The allocation of 5G spectrum may influence mobile competition:
The allocation provides a potential opportunity for a new entrant to purchase spectrum. A new mobile provider will almost certainly require a NR arrangement while it rolls out. We note that Blue Reach Services has entered as a fourth provider and has publically stated intentions to roll-out 5G.

Dick is a wealthy man who has succeeded in telecommunications before. He is a co-founder of CallPlus and an investor in the Hawaiki Cable network. The latter is set to start operating next month.

Blue Reach

His Blue Reach project has been public for a couple of years. Early on Dick described Blue Reach as a 5G wholesaler. The idea is that it will offer fixed wireless broadband to retail service providers. In some ways it is like the failed Woosh Wireless operation. That company was ahead of its time.

At the time of writing carriers around the world are building the first 5G networks. Both Spark and Vodafone have trials here in New Zealand. The technology still hasn’t settled. More to the point, the extra spectrum needed to make it work is not ready in New Zealand. We can expect that to happen over the next 12 months.

Blue Reach plans a service resembling Spark’s fixed wireless broadband. Both Spark and Vodafone sell a similar RBI wireless product to rural customers. So do wisps (wireless service providers). Presumably the wisps are among the retailer Dick hopes will buy his services.

The Commerce Commission’s review hints that we are about to see more competition. Bring it on.

The Commerce Commission has called for submissions on the issue to before July 30. It expects to release a final decision on September 4.

Galaxy S7There are signs the lack of innovation in recent times is hurting phone makers.

Reuters reports from Seoul:

Samsung is expected to post its smallest profit growth in more than a year in the second quarter, as lackluster sales of its premium Galaxy smartphones overshadow its highly profitable chip business.

Analysts expect Samsung’s smartphone sales to drop in the April-June quarter, following a more than 2 percent drop in the previous quarter as consumers flock to cheaper models from Chinese rivals such as Xiaomi Corp.

Samsung’s lead over Apple in the global smartphone market is under pressure after the U.S. firm’s iPhone X exceeded market expectations while a lack of technological innovation dogs Samsung offerings.

“Functions (that) Samsung’s mobile phones have are not attractive enough for customers to spend more money on,” said Song Myung-sup, analyst at HI Investment & Securities.

It’s not just Samsung, other phone makers are rubbing up against the same issue. We’re on the top, flat part of the innovation S curve as far as the current generation of phones are concerned.

Phone makers go on improving cameras and bumping speeds. Yet there hasn’t been an improvement that makes a significant difference for at least three years. A better camera, smaller bezel or a library of childish emoji is not innovation, it’s window dressing.

Why upgrade?

For most people that means no pressing reason to upgrade.

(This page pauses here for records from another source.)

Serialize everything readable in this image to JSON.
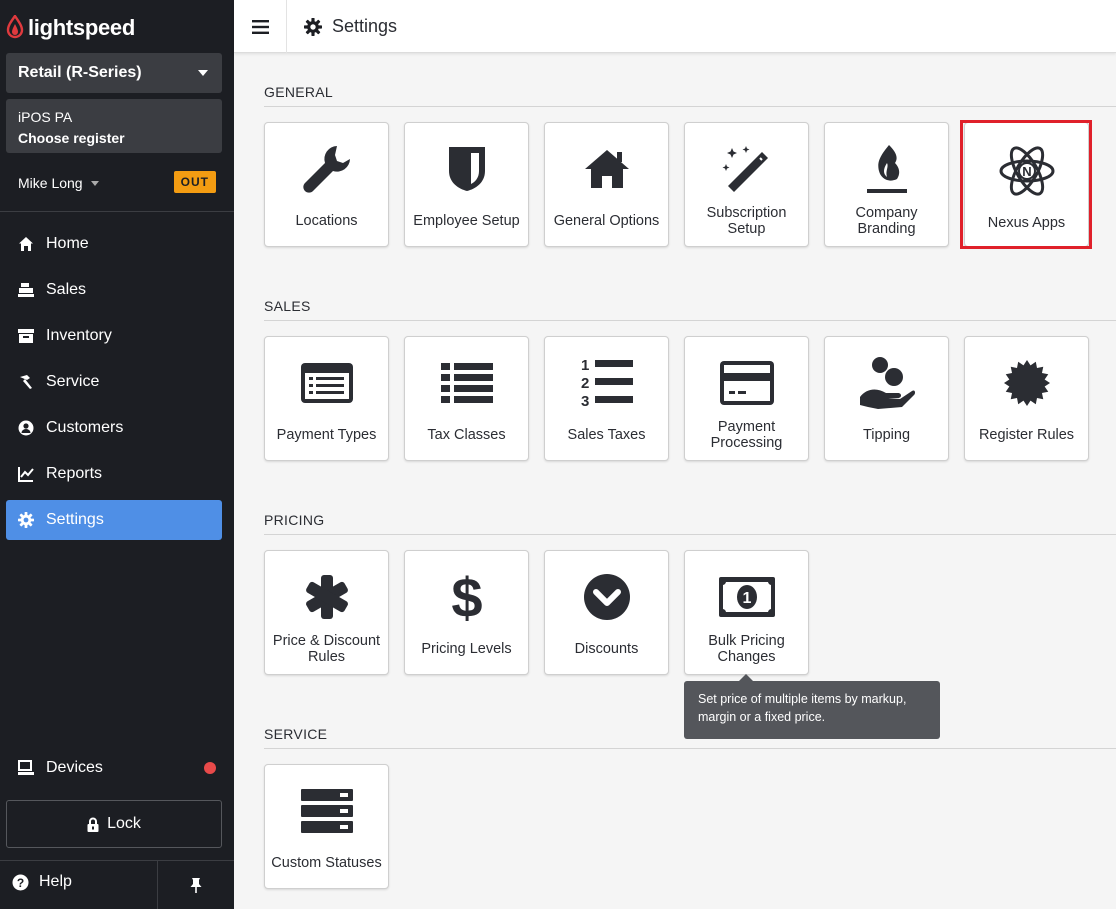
{
  "brand": {
    "name": "lightspeed",
    "accent": "#e03a3e"
  },
  "sidebar": {
    "store_select": "Retail (R-Series)",
    "register_line1": "iPOS PA",
    "register_line2": "Choose register",
    "user_name": "Mike Long",
    "status_badge": "OUT",
    "items": [
      {
        "label": "Home",
        "icon": "home-icon"
      },
      {
        "label": "Sales",
        "icon": "register-icon"
      },
      {
        "label": "Inventory",
        "icon": "inventory-icon"
      },
      {
        "label": "Service",
        "icon": "hammer-icon"
      },
      {
        "label": "Customers",
        "icon": "person-icon"
      },
      {
        "label": "Reports",
        "icon": "chart-icon"
      },
      {
        "label": "Settings",
        "icon": "gear-icon",
        "active": true
      }
    ],
    "devices_label": "Devices",
    "lock_label": "Lock",
    "help_label": "Help"
  },
  "header": {
    "title": "Settings"
  },
  "sections": {
    "general": {
      "title": "GENERAL",
      "tiles": [
        "Locations",
        "Employee Setup",
        "General Options",
        "Subscription Setup",
        "Company Branding",
        "Nexus Apps"
      ]
    },
    "sales": {
      "title": "SALES",
      "tiles": [
        "Payment Types",
        "Tax Classes",
        "Sales Taxes",
        "Payment Processing",
        "Tipping",
        "Register Rules"
      ]
    },
    "pricing": {
      "title": "PRICING",
      "tiles": [
        "Price & Discount Rules",
        "Pricing Levels",
        "Discounts",
        "Bulk Pricing Changes"
      ]
    },
    "service": {
      "title": "SERVICE",
      "tiles": [
        "Custom Statuses"
      ]
    }
  },
  "tooltip": {
    "text": "Set price of multiple items by markup, margin or a fixed price."
  }
}
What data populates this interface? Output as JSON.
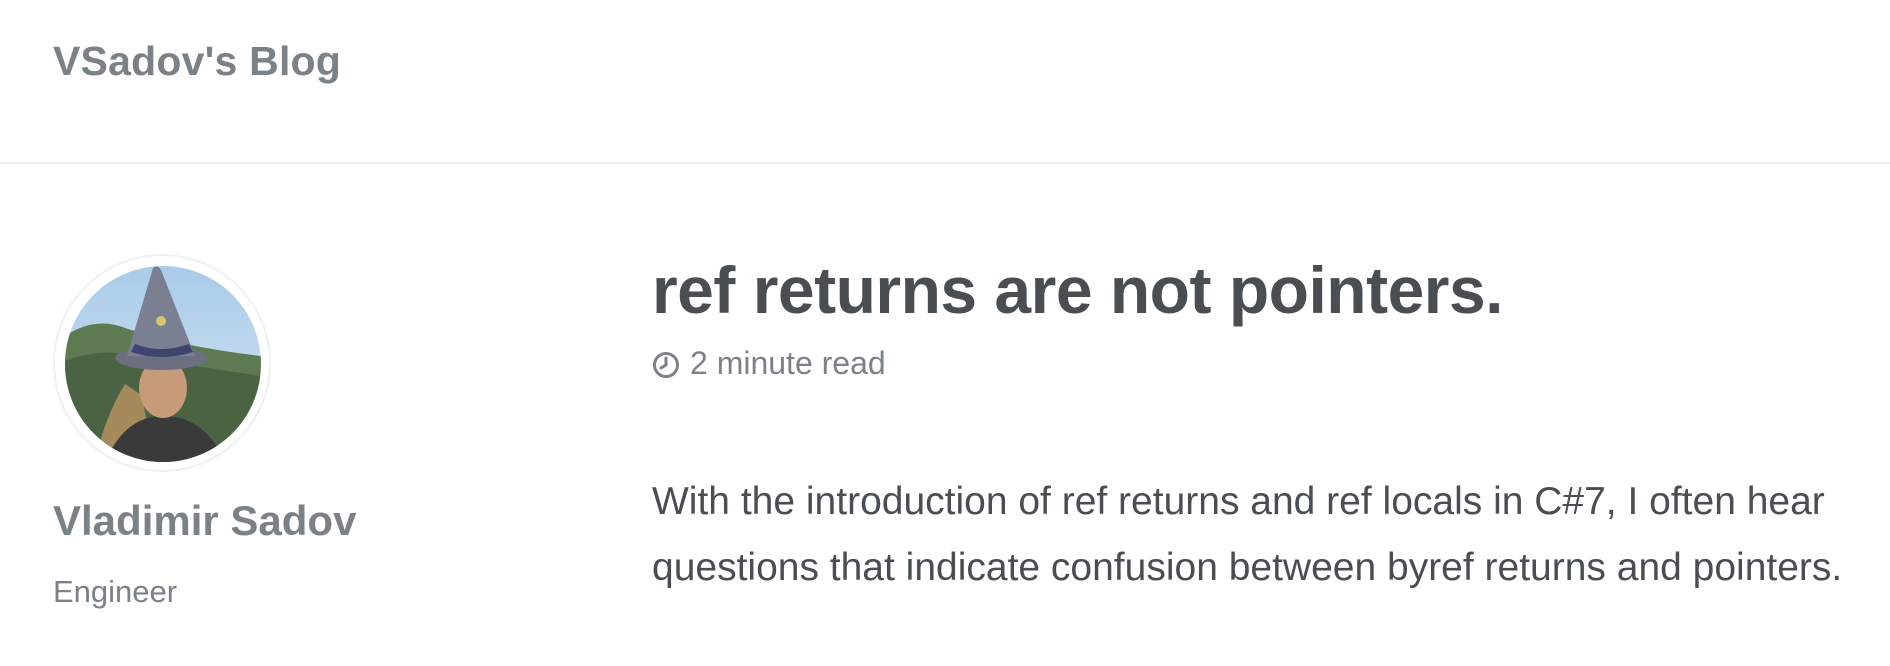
{
  "site": {
    "title": "VSadov's Blog"
  },
  "author": {
    "name": "Vladimir Sadov",
    "bio": "Engineer",
    "avatar_icon": "author-photo-wizard-hat"
  },
  "post": {
    "title": "ref returns are not pointers.",
    "read_time": "2 minute read",
    "read_time_icon": "clock-icon",
    "lead": "With the introduction of ref returns and ref locals in C#7, I often hear questions that indicate confusion between byref returns and pointers."
  },
  "colors": {
    "muted_text": "#7a8288",
    "body_text": "#494e52",
    "divider": "#eeeeee"
  }
}
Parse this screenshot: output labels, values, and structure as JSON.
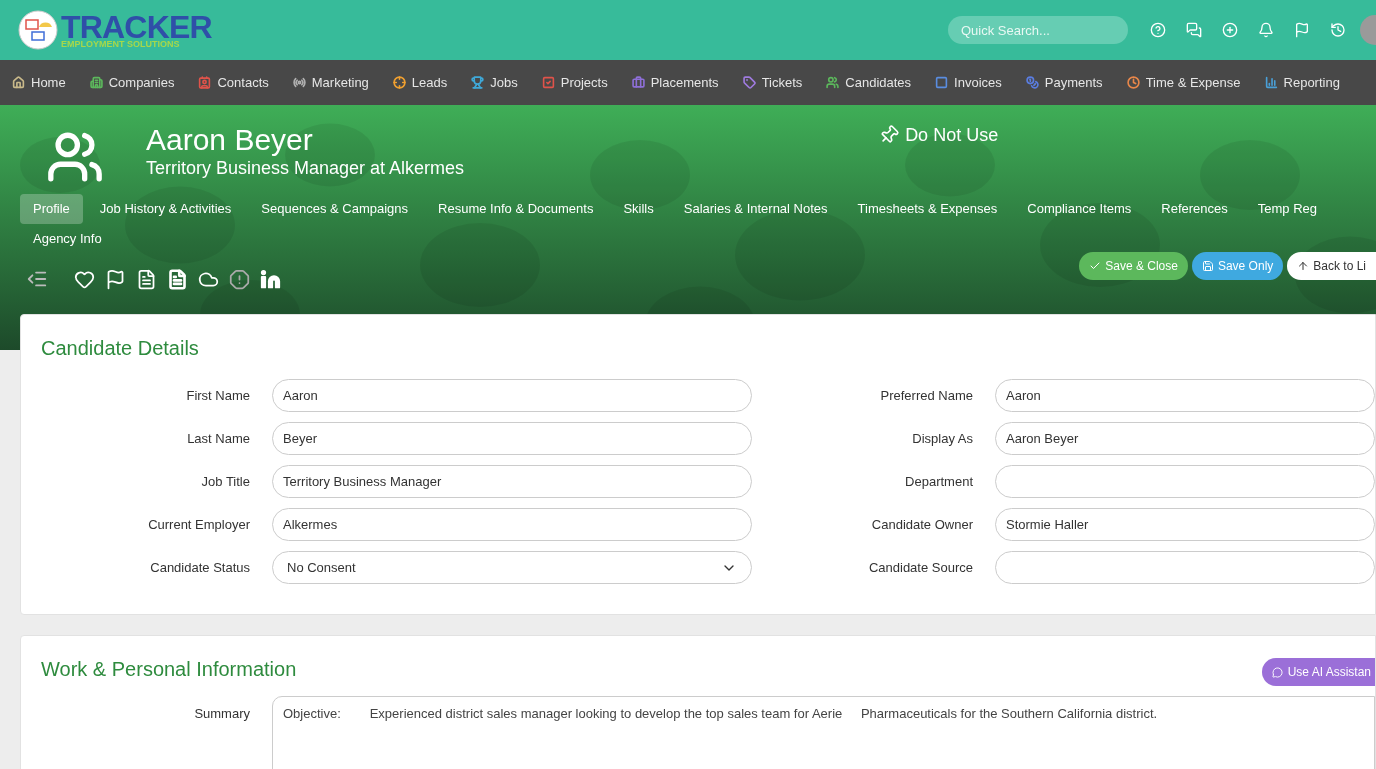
{
  "logo": {
    "name": "TRACKER",
    "tagline": "EMPLOYMENT SOLUTIONS"
  },
  "search": {
    "placeholder": "Quick Search..."
  },
  "nav": [
    {
      "label": "Home",
      "color": "#c9b98a"
    },
    {
      "label": "Companies",
      "color": "#5cb85c"
    },
    {
      "label": "Contacts",
      "color": "#e0534a"
    },
    {
      "label": "Marketing",
      "color": "#b0b0b0"
    },
    {
      "label": "Leads",
      "color": "#f0a030"
    },
    {
      "label": "Jobs",
      "color": "#3fa9d9"
    },
    {
      "label": "Projects",
      "color": "#e0534a"
    },
    {
      "label": "Placements",
      "color": "#8e6fd8"
    },
    {
      "label": "Tickets",
      "color": "#a07be0"
    },
    {
      "label": "Candidates",
      "color": "#5cb85c"
    },
    {
      "label": "Invoices",
      "color": "#5a8de0"
    },
    {
      "label": "Payments",
      "color": "#5a7de0"
    },
    {
      "label": "Time & Expense",
      "color": "#e8874a"
    },
    {
      "label": "Reporting",
      "color": "#4aa0d8"
    }
  ],
  "profile": {
    "name": "Aaron Beyer",
    "subtitle": "Territory Business Manager at Alkermes",
    "flag": "Do Not Use"
  },
  "tabs": [
    {
      "label": "Profile",
      "selected": true
    },
    {
      "label": "Job History & Activities",
      "selected": false
    },
    {
      "label": "Sequences & Campaigns",
      "selected": false
    },
    {
      "label": "Resume Info & Documents",
      "selected": false
    },
    {
      "label": "Skills",
      "selected": false
    },
    {
      "label": "Salaries & Internal Notes",
      "selected": false
    },
    {
      "label": "Timesheets & Expenses",
      "selected": false
    },
    {
      "label": "Compliance Items",
      "selected": false
    },
    {
      "label": "References",
      "selected": false
    },
    {
      "label": "Temp Reg",
      "selected": false
    },
    {
      "label": "Agency Info",
      "selected": false
    }
  ],
  "actions": [
    {
      "label": "Save & Close",
      "kind": "save-close"
    },
    {
      "label": "Save Only",
      "kind": "save"
    },
    {
      "label": "Back to Li",
      "kind": "back"
    }
  ],
  "candidate_details": {
    "title": "Candidate Details",
    "left": [
      {
        "label": "First Name",
        "value": "Aaron",
        "kind": "text"
      },
      {
        "label": "Last Name",
        "value": "Beyer",
        "kind": "text"
      },
      {
        "label": "Job Title",
        "value": "Territory Business Manager",
        "kind": "text"
      },
      {
        "label": "Current Employer",
        "value": "Alkermes",
        "kind": "text"
      },
      {
        "label": "Candidate Status",
        "value": "No Consent",
        "kind": "select"
      }
    ],
    "right": [
      {
        "label": "Preferred Name",
        "value": "Aaron",
        "kind": "text"
      },
      {
        "label": "Display As",
        "value": "Aaron Beyer",
        "kind": "text"
      },
      {
        "label": "Department",
        "kind": "text"
      },
      {
        "label": "Candidate Owner",
        "value": "Stormie Haller",
        "kind": "text"
      },
      {
        "label": "Candidate Source",
        "kind": "text"
      }
    ]
  },
  "work_info": {
    "title": "Work & Personal Information",
    "ai_button": "Use AI Assistan",
    "summary_label": "Summary",
    "summary": "Objective:\tExperienced district sales manager looking to develop the top sales team for Aerie\tPharmaceuticals for the Southern California district."
  }
}
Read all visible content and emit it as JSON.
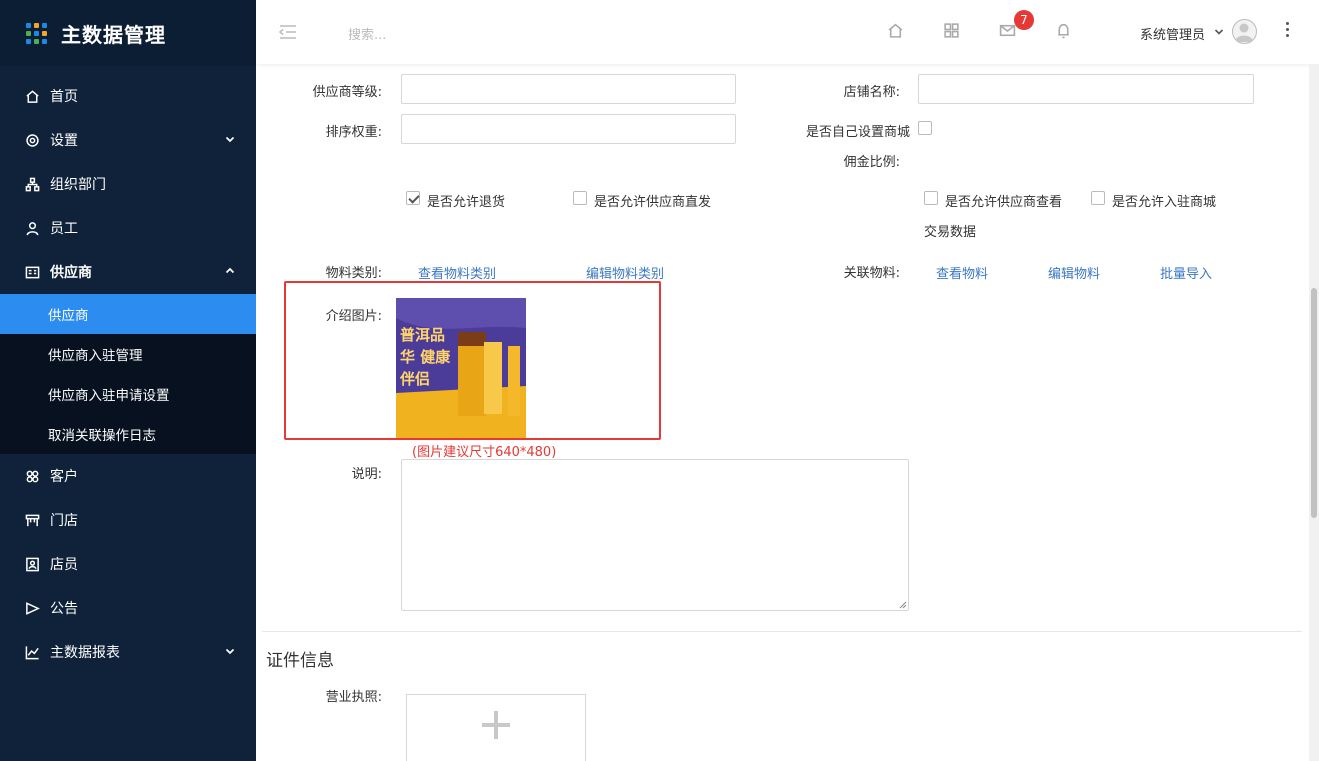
{
  "app": {
    "title": "主数据管理"
  },
  "header": {
    "search_placeholder": "搜索...",
    "mail_badge": "7",
    "user_name": "系统管理员"
  },
  "sidebar": {
    "items": [
      {
        "label": "首页",
        "icon": "home-icon"
      },
      {
        "label": "设置",
        "icon": "gear-icon"
      },
      {
        "label": "组织部门",
        "icon": "org-icon"
      },
      {
        "label": "员工",
        "icon": "user-icon"
      },
      {
        "label": "供应商",
        "icon": "supplier-icon"
      },
      {
        "label": "客户",
        "icon": "customer-icon"
      },
      {
        "label": "门店",
        "icon": "store-icon"
      },
      {
        "label": "店员",
        "icon": "clerk-icon"
      },
      {
        "label": "公告",
        "icon": "notice-icon"
      },
      {
        "label": "主数据报表",
        "icon": "chart-icon"
      }
    ],
    "supplier_sub": [
      {
        "label": "供应商"
      },
      {
        "label": "供应商入驻管理"
      },
      {
        "label": "供应商入驻申请设置"
      },
      {
        "label": "取消关联操作日志"
      }
    ]
  },
  "form": {
    "supplier_level_label": "供应商等级:",
    "shop_name_label": "店铺名称:",
    "sort_weight_label": "排序权重:",
    "self_mall_label": "是否自己设置商城",
    "commission_label": "佣金比例:",
    "allow_return_label": "是否允许退货",
    "allow_direct_ship_label": "是否允许供应商直发",
    "allow_view_trade_label": "是否允许供应商查看",
    "allow_view_trade_label_line2": "交易数据",
    "allow_mall_entry_label": "是否允许入驻商城",
    "material_category_label": "物料类别:",
    "view_material_category": "查看物料类别",
    "edit_material_category": "编辑物料类别",
    "related_material_label": "关联物料:",
    "view_material": "查看物料",
    "edit_material": "编辑物料",
    "batch_import": "批量导入",
    "intro_image_label": "介绍图片:",
    "intro_image_text": "普洱品华 健康伴侣",
    "image_hint": "(图片建议尺寸640*480)",
    "description_label": "说明:",
    "allow_return_checked": true
  },
  "certificates": {
    "section_title": "证件信息",
    "business_license_label": "营业执照:"
  }
}
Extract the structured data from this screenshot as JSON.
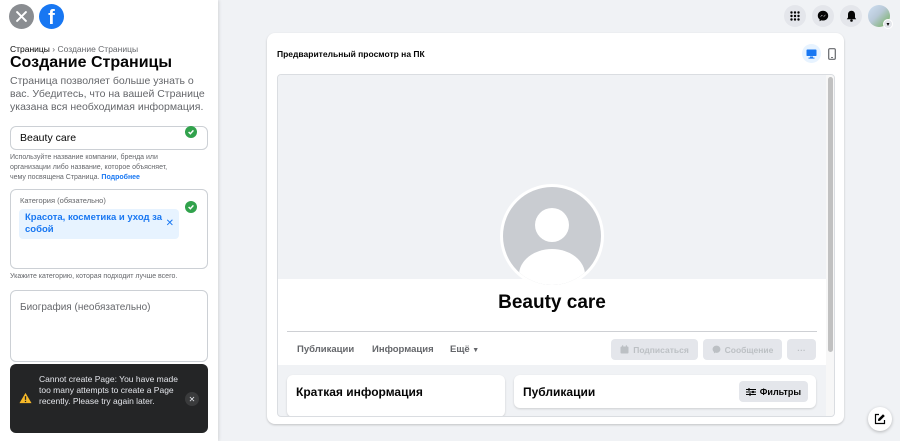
{
  "left": {
    "breadcrumb": {
      "parent": "Страницы",
      "separator": " › ",
      "current": "Создание Страницы"
    },
    "title": "Создание Страницы",
    "description": "Страница позволяет больше узнать о вас. Убедитесь, что на вашей Странице указана вся необходимая информация.",
    "name_field": {
      "value": "Beauty care"
    },
    "name_help": "Используйте название компании, бренда или организации либо название, которое объясняет, чему посвящена Страница.",
    "name_help_link": "Подробнее",
    "category_field": {
      "label": "Категория (обязательно)",
      "chip": "Красота, косметика и уход за собой",
      "chip_remove": "✕"
    },
    "category_help": "Укажите категорию, которая подходит лучше всего.",
    "bio_field": {
      "placeholder": "Биография (необязательно)"
    }
  },
  "toast": {
    "message": "Cannot create Page: You have made too many attempts to create a Page recently. Please try again later.",
    "close": "✕"
  },
  "preview": {
    "title": "Предварительный просмотр на ПК",
    "page_name": "Beauty care",
    "tabs": [
      "Публикации",
      "Информация",
      "Ещё"
    ],
    "buttons": {
      "subscribe": "Подписаться",
      "message": "Сообщение",
      "more": "···"
    },
    "intro_title": "Краткая информация",
    "posts_title": "Публикации",
    "filters": "Фильтры"
  },
  "colors": {
    "accent": "#1877f2",
    "success": "#31a24c",
    "toast_bg": "#242526"
  },
  "icons": [
    "close-icon",
    "facebook-logo",
    "apps-grid-icon",
    "messenger-icon",
    "bell-icon",
    "desktop-icon",
    "mobile-icon",
    "warning-icon",
    "compose-icon"
  ]
}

At the same time, cheaper phone brands have caught up to the point where they now offer all the essential features at a lower price. In some cases that’s a much lower price. If you own a three year old Android phone from a top brand like Samsung you can swap it for better technology and pay half what you paid for your existing model.

We’ve been here before with the PC and no doubt we’ll be here again. Stable designs are not necessarily a bad thing for consumers, but they kill hardware company profits.